> [Work task] Lines below that include the word "text" should each be copied.

> [Entries from a dataset of interfaces]
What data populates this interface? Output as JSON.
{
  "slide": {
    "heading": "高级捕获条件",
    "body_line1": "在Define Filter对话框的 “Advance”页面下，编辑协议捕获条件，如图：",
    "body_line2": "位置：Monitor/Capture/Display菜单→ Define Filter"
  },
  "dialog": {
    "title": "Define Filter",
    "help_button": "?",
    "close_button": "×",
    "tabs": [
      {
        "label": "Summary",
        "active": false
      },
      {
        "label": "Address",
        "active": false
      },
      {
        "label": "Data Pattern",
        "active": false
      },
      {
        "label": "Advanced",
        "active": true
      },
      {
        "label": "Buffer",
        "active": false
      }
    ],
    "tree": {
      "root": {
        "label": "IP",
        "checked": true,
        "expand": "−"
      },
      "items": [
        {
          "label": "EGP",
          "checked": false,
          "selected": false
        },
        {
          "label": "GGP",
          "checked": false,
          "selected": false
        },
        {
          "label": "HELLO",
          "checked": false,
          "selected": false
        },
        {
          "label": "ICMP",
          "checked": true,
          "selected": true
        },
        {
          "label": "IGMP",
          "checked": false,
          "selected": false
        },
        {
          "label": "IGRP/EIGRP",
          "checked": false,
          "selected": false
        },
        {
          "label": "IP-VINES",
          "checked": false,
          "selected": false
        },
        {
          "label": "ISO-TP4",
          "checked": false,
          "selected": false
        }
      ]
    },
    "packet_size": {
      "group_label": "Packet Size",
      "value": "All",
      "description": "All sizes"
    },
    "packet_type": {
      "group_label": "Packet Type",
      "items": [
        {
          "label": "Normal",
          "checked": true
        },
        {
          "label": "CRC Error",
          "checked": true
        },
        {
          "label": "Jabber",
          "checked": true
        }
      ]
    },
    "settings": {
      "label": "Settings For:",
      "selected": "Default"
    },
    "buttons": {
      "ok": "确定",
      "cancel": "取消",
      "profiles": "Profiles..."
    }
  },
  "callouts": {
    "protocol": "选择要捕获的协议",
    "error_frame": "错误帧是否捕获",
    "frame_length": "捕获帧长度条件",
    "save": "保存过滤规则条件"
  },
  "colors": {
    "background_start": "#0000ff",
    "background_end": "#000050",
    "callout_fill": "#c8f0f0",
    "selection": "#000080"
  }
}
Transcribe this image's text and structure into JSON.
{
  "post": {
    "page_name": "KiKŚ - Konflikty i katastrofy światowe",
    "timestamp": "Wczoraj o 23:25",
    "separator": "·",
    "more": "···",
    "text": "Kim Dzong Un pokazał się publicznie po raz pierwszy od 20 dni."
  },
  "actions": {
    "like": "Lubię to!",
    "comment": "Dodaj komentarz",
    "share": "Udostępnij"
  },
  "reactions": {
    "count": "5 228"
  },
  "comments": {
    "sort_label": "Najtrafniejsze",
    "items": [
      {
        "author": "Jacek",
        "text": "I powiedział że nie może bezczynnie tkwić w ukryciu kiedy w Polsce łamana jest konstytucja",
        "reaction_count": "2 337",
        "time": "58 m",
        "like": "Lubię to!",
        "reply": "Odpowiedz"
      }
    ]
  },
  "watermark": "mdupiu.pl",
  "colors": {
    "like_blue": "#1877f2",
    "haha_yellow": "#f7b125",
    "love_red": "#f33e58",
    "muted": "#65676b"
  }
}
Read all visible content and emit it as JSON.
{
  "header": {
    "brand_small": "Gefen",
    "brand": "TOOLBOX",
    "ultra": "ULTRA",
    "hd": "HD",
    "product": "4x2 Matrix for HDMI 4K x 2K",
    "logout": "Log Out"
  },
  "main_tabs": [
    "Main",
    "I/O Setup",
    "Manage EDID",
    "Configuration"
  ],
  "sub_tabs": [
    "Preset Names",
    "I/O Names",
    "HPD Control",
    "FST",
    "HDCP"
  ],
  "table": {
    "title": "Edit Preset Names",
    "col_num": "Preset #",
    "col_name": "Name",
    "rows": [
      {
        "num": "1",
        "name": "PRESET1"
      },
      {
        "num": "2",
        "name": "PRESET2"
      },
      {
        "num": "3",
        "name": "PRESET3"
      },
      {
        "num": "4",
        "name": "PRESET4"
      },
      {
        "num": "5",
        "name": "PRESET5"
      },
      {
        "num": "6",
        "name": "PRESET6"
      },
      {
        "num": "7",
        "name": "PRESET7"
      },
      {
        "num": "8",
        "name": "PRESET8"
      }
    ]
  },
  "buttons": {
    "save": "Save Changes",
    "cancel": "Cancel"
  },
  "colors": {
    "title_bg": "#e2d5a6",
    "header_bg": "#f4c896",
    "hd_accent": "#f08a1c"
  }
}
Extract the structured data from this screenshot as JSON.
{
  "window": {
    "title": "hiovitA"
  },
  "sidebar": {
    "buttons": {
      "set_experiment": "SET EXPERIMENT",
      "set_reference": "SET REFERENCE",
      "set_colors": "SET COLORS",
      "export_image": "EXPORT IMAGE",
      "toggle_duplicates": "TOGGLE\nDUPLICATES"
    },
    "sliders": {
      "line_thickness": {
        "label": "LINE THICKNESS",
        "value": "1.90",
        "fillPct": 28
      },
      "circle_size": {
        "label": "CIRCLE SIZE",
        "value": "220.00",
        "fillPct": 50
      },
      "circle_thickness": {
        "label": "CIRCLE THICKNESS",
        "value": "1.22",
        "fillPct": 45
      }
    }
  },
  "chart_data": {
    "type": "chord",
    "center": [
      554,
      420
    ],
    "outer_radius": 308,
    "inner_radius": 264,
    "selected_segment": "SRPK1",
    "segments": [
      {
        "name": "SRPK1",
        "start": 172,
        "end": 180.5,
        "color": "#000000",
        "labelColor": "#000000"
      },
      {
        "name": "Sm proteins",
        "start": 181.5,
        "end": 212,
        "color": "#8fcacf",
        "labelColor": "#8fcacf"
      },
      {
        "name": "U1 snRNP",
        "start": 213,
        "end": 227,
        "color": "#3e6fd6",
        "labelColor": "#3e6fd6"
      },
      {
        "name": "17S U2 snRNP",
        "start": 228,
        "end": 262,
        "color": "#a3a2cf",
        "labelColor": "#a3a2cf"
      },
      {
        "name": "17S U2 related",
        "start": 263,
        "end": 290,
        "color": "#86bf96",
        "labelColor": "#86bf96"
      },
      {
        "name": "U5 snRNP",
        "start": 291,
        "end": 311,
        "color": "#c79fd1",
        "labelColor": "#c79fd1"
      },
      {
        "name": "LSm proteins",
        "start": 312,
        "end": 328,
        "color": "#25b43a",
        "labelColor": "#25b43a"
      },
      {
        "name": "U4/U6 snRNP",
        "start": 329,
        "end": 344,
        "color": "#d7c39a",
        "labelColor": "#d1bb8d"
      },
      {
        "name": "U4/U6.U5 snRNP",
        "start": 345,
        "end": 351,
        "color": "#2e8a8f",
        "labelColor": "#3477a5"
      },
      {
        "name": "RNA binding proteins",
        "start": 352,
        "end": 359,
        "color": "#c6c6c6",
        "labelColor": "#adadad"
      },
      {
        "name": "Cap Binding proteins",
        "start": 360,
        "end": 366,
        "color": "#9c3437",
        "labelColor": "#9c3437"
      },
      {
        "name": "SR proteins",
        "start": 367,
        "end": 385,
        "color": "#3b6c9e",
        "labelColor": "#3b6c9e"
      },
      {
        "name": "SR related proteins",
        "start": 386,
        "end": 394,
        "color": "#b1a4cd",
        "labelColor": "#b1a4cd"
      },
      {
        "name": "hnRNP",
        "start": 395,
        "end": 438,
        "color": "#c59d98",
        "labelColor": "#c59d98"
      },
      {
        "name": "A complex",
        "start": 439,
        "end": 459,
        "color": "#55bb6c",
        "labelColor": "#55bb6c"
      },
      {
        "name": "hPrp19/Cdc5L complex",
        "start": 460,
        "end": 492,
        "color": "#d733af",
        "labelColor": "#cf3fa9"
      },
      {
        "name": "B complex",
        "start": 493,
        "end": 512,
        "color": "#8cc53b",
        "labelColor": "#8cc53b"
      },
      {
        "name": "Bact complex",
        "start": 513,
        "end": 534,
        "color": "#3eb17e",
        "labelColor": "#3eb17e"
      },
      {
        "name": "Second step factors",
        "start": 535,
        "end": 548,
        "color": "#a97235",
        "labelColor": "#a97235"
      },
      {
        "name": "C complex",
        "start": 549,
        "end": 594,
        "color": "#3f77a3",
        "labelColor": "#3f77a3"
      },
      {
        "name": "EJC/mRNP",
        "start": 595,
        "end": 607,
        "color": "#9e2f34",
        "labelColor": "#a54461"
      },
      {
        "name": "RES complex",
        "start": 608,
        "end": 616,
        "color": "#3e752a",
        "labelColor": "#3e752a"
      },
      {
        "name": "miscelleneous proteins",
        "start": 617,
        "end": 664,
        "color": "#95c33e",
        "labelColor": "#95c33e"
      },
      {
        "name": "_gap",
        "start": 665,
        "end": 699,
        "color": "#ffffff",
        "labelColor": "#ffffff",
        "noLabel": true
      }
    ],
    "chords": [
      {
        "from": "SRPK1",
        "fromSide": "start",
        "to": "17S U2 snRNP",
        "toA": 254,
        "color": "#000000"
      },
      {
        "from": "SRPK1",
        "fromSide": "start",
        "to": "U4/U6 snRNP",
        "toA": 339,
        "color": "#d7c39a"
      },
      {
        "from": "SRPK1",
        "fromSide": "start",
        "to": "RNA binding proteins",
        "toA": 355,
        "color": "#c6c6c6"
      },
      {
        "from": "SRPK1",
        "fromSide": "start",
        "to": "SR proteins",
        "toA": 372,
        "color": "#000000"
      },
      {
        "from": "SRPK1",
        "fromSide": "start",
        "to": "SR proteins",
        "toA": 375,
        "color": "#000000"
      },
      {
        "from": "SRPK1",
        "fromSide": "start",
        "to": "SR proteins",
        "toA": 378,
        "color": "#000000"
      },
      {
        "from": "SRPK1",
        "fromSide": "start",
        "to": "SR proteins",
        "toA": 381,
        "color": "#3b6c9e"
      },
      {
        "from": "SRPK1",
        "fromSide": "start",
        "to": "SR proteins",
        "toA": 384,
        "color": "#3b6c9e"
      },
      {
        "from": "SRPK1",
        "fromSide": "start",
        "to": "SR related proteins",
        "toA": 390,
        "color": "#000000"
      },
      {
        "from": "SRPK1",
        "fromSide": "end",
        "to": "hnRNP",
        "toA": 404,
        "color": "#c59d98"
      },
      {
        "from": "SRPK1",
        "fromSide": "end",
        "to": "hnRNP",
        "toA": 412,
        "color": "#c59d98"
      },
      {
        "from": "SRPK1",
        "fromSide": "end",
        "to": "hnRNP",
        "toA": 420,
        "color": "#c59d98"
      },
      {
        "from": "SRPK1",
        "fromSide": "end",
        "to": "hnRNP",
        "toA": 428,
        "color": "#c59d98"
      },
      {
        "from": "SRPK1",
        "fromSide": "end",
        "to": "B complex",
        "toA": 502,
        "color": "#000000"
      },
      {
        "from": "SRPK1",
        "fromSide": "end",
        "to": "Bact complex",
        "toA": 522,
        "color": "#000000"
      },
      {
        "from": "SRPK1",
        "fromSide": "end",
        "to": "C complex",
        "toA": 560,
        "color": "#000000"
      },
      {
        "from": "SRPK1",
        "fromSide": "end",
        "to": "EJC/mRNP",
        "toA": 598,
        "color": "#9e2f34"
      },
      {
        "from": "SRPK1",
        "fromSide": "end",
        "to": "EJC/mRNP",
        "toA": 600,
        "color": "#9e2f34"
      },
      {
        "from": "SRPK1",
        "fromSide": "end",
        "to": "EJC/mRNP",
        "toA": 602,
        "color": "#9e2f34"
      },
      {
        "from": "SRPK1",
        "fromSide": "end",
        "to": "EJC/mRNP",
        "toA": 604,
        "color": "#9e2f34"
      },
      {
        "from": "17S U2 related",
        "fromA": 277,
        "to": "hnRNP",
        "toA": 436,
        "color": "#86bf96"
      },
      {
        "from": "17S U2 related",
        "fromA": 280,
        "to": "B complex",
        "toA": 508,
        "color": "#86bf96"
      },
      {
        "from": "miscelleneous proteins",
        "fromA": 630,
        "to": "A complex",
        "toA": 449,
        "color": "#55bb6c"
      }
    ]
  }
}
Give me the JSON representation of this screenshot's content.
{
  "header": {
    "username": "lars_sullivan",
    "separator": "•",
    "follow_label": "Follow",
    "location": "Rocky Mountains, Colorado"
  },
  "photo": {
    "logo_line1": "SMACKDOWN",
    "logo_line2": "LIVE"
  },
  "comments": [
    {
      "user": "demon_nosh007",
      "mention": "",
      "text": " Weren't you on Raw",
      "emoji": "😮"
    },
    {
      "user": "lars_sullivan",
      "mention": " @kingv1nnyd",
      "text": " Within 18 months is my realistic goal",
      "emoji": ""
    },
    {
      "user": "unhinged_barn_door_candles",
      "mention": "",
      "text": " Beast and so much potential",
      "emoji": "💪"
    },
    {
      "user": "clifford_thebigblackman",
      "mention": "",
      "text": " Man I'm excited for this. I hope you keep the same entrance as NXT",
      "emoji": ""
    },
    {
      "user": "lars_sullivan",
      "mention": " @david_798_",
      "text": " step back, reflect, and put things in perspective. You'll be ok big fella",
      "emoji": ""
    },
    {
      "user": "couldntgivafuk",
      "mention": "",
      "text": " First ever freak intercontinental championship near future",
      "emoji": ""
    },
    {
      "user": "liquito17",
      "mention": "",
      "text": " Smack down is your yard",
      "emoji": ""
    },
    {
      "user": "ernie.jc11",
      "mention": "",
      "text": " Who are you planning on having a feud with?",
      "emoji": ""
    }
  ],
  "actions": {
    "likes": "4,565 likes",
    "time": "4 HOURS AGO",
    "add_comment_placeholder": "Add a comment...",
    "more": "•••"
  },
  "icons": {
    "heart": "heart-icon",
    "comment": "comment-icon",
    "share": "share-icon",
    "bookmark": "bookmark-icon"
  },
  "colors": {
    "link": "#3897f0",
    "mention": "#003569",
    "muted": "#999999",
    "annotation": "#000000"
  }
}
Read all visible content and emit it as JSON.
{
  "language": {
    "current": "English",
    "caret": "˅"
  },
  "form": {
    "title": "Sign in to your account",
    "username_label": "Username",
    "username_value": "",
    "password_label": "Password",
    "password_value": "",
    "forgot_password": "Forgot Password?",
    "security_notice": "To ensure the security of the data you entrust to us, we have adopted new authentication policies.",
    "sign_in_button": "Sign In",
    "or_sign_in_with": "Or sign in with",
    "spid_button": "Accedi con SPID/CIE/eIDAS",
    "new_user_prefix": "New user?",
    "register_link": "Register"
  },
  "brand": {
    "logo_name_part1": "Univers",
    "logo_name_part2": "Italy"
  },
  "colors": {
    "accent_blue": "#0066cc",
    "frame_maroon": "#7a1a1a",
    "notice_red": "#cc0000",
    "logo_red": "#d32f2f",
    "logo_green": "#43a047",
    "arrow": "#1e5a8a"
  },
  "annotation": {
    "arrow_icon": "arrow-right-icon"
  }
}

> [Solution to this problem]
Transcribe this image's text and structure into JSON.
    "text": "Kim Dzong Un pokazał się publicznie po raz pierwszy od 20 dni."
        "text": "I powiedział że nie może bezczynnie tkwić w ukryciu kiedy w Polsce łamana jest konstytucja",
      "text": " Weren't you on Raw",
      "text": " Within 18 months is my realistic goal",
      "text": " Beast and so much potential",
      "text": " Man I'm excited for this. I hope you keep the same entrance as NXT",
      "text": " step back, reflect, and put things in perspective. You'll be ok big fella",
      "text": " First ever freak intercontinental championship near future",
      "text": " Smack down is your yard",
      "text": " Who are you planning on having a feud with?",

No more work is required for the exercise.